us to celebrate the International Day of Vaughan Williams, who is
undoubtedly one of the greatest British composers.
Rosie Junemann

All Saints & All Souls

A reminder of our fellowship with the whole company of heaven...

Sunday 2nd November ALL SAINTS’ SUNDAY

8.00a.m. Holy Communion (BCP)
6.00p.m. Evening Prayer
Monday 3 November ALL SOULS’ DAY

Please let us know of departed loved ones to be remembered in our

prayers at the Requiem - a list will be placed in church from mid-

A prayer for change: in our world - and in ourselves

Lord, when we say „Give us today our daily bread‟, may we
remember our brothers and sisters who live below the bread-line
and pray, „Give them today their daily bread‟. Give us the wisdom
and courage to challenge the policies and structures which make the
poor even poorer, while we have more than enough. Grant us such
deep compassion that we will not rest while surplus food rots in one
part of the world, and families starve in another; for your love‟s sake.
Inspired by words of Sister Margaret Magdalen CSMV

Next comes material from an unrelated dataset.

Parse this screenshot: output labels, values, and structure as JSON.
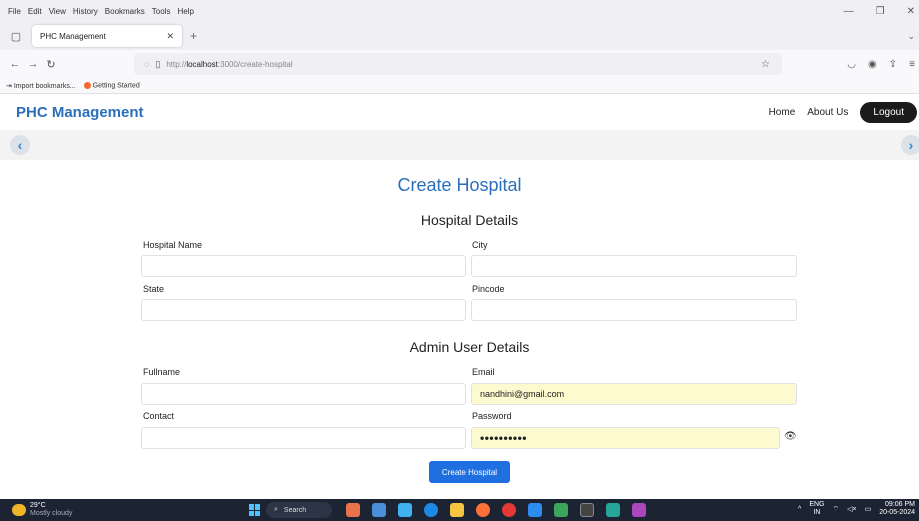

From the Parish Registers

Holy Baptism
21 September Megan Louise O’Brien
6 Second Street, Pont Bungalows
21 September Oliver Jack Wilde
44 Links Drive, Shotley Bridge
21 September Amber May Maltby
4 St. Andrew’s Crescent, Blackhill
21 September Sarah Anne Clarke
12 Meadow Rise, Consett

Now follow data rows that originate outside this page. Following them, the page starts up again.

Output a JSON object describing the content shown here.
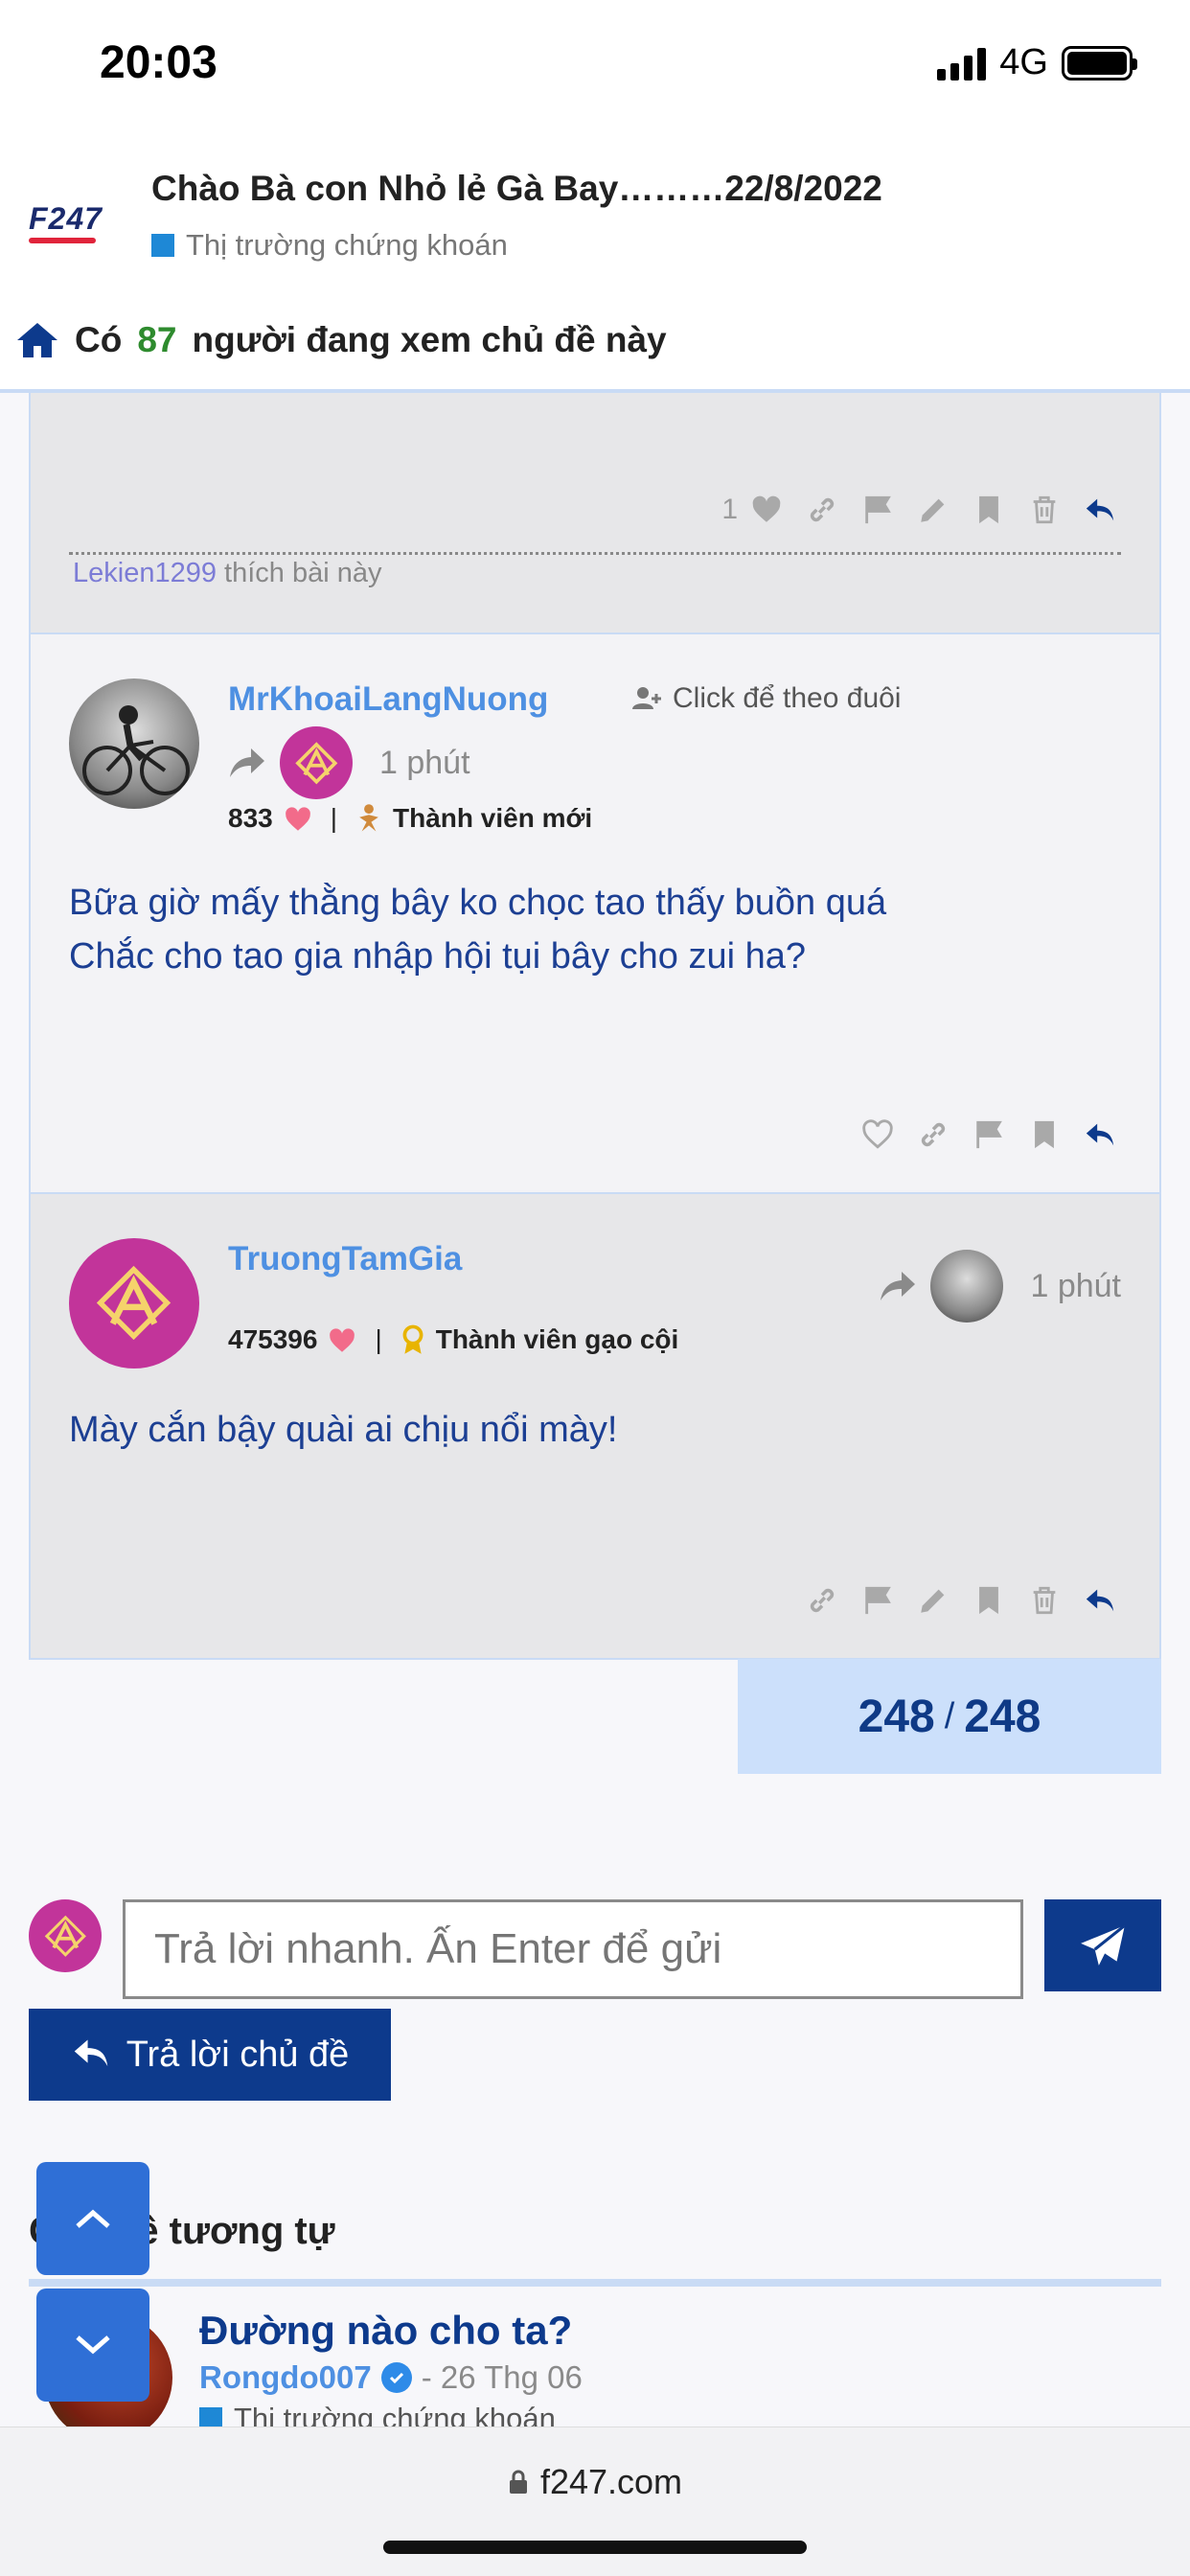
{
  "status": {
    "time": "20:03",
    "network": "4G"
  },
  "thread": {
    "logo": "F247",
    "title": "Chào Bà con Nhỏ lẻ Gà Bay………22/8/2022",
    "category": "Thị trường chứng khoán",
    "viewers_prefix": "Có",
    "viewers_count": "87",
    "viewers_suffix": "người đang xem chủ đề này"
  },
  "prev_post": {
    "like_count": "1",
    "liked_by": "Lekien1299",
    "liked_suffix": "thích bài này"
  },
  "posts": [
    {
      "username": "MrKhoaiLangNuong",
      "follow_label": "Click để theo đuôi",
      "time": "1 phút",
      "hearts": "833",
      "rank": "Thành viên mới",
      "body_line1": "Bữa giờ mấy thằng bây ko chọc tao thấy buồn quá",
      "body_line2": "Chắc cho tao gia nhập hội tụi bây cho zui ha?"
    },
    {
      "username": "TruongTamGia",
      "time": "1 phút",
      "hearts": "475396",
      "rank": "Thành viên gạo cội",
      "body_line1": "Mày cắn bậy quài ai chịu nổi mày!"
    }
  ],
  "pagination": {
    "current": "248",
    "separator": "/",
    "total": "248"
  },
  "quick_reply": {
    "placeholder": "Trả lời nhanh. Ấn Enter để gửi",
    "reply_button": "Trả lời chủ đề"
  },
  "similar": {
    "heading": "Chủ đề tương tự",
    "items": [
      {
        "title": "Đường nào cho ta?",
        "author": "Rongdo007",
        "date": "- 26 Thg 06",
        "category": "Thị trường chứng khoán"
      }
    ]
  },
  "browser": {
    "url": "f247.com"
  },
  "colors": {
    "primary": "#0d3a8c",
    "link": "#4e90e2",
    "brand_avatar": "#c2349a",
    "pager_bg": "#cce0fb"
  }
}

May they continue to follow Christ

20 September Adrian Toutoungi & Elizabeth Ashby
Let their love for each other be a seal upon their hearts
and a crown upon their heads.

8 September Margaret Yager aged 88 years
Alston Terrace, Bridgehill
16 September John George Neil aged 92 years
Derwent Care Nursing Home
May the souls of the faithful departed rest in peace

Readings for Sunday Evening Worship

Please use these readings, whether or not you are able to join us at the 6p.m. service

Sunday 5th October Ps. 136 Proverbs 2.1-11 1 John 2.1-17

Sunday 12th October Ps. 139 Proverbs 3.1-18 1 John 3.1-15
Sunday 19th October Ps. 142 Proverbs 4.1-18 1 John 3.16 - 4.6
Sunday 26th October Ps. 119.89-104 Ecclesiastes 11,12 2 Timothy 2.1-7
Sunday 2nd November Ps. 148,150 Isaiah 65.17-25 Hebrews 11.32-12.2
Sunday 9th November Ps. 82 Judges 7.2-22 John 15.9-17